EXERCISE DETAILS> Below is a block of data; give all of it again word for word.

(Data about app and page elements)
------------------------------------------------------------
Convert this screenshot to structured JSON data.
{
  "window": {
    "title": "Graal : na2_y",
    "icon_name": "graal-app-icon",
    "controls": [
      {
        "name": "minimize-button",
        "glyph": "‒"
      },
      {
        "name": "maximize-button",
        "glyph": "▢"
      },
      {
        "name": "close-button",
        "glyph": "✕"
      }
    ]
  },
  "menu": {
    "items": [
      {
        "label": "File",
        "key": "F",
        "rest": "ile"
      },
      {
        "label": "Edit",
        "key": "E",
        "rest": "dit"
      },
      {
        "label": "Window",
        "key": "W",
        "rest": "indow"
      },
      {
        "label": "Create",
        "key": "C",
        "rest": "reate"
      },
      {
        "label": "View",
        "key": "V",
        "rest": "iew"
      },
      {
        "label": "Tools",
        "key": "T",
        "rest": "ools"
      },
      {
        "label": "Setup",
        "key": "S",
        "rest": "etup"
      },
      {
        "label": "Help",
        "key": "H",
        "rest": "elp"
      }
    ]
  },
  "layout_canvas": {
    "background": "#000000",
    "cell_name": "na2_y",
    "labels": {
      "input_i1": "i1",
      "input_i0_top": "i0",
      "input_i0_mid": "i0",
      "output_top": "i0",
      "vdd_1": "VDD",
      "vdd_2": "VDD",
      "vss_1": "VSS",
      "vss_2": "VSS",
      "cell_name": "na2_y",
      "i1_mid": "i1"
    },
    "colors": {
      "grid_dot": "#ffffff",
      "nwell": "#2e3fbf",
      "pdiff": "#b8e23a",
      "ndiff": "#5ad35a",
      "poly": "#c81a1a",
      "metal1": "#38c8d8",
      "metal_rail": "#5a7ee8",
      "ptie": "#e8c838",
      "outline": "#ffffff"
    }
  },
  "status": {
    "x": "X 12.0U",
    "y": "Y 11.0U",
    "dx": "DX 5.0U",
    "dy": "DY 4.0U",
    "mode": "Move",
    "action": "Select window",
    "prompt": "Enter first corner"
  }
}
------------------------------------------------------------
EXPECTED OUTPUT>
Convert this screenshot to structured JSON data.
{
  "window": {
    "title": "Graal : na2_y",
    "icon_name": "graal-app-icon",
    "controls": [
      {
        "name": "minimize-button",
        "glyph": "‒"
      },
      {
        "name": "maximize-button",
        "glyph": "▢"
      },
      {
        "name": "close-button",
        "glyph": "✕"
      }
    ]
  },
  "menu": {
    "items": [
      {
        "label": "File",
        "key": "F",
        "rest": "ile"
      },
      {
        "label": "Edit",
        "key": "E",
        "rest": "dit"
      },
      {
        "label": "Window",
        "key": "W",
        "rest": "indow"
      },
      {
        "label": "Create",
        "key": "C",
        "rest": "reate"
      },
      {
        "label": "View",
        "key": "V",
        "rest": "iew"
      },
      {
        "label": "Tools",
        "key": "T",
        "rest": "ools"
      },
      {
        "label": "Setup",
        "key": "S",
        "rest": "etup"
      },
      {
        "label": "Help",
        "key": "H",
        "rest": "elp"
      }
    ]
  },
  "layout_canvas": {
    "background": "#000000",
    "cell_name": "na2_y",
    "labels": {
      "input_i1": "i1",
      "input_i0_top": "i0",
      "input_i0_mid": "i0",
      "output_top": "i0",
      "vdd_1": "VDD",
      "vdd_2": "VDD",
      "vss_1": "VSS",
      "vss_2": "VSS",
      "cell_name": "na2_y",
      "i1_mid": "i1"
    },
    "colors": {
      "grid_dot": "#ffffff",
      "nwell": "#2e3fbf",
      "pdiff": "#b8e23a",
      "ndiff": "#5ad35a",
      "poly": "#c81a1a",
      "metal1": "#38c8d8",
      "metal_rail": "#5a7ee8",
      "ptie": "#e8c838",
      "outline": "#ffffff"
    }
  },
  "status": {
    "x": "X 12.0U",
    "y": "Y 11.0U",
    "dx": "DX 5.0U",
    "dy": "DY 4.0U",
    "mode": "Move",
    "action": "Select window",
    "prompt": "Enter first corner"
  }
}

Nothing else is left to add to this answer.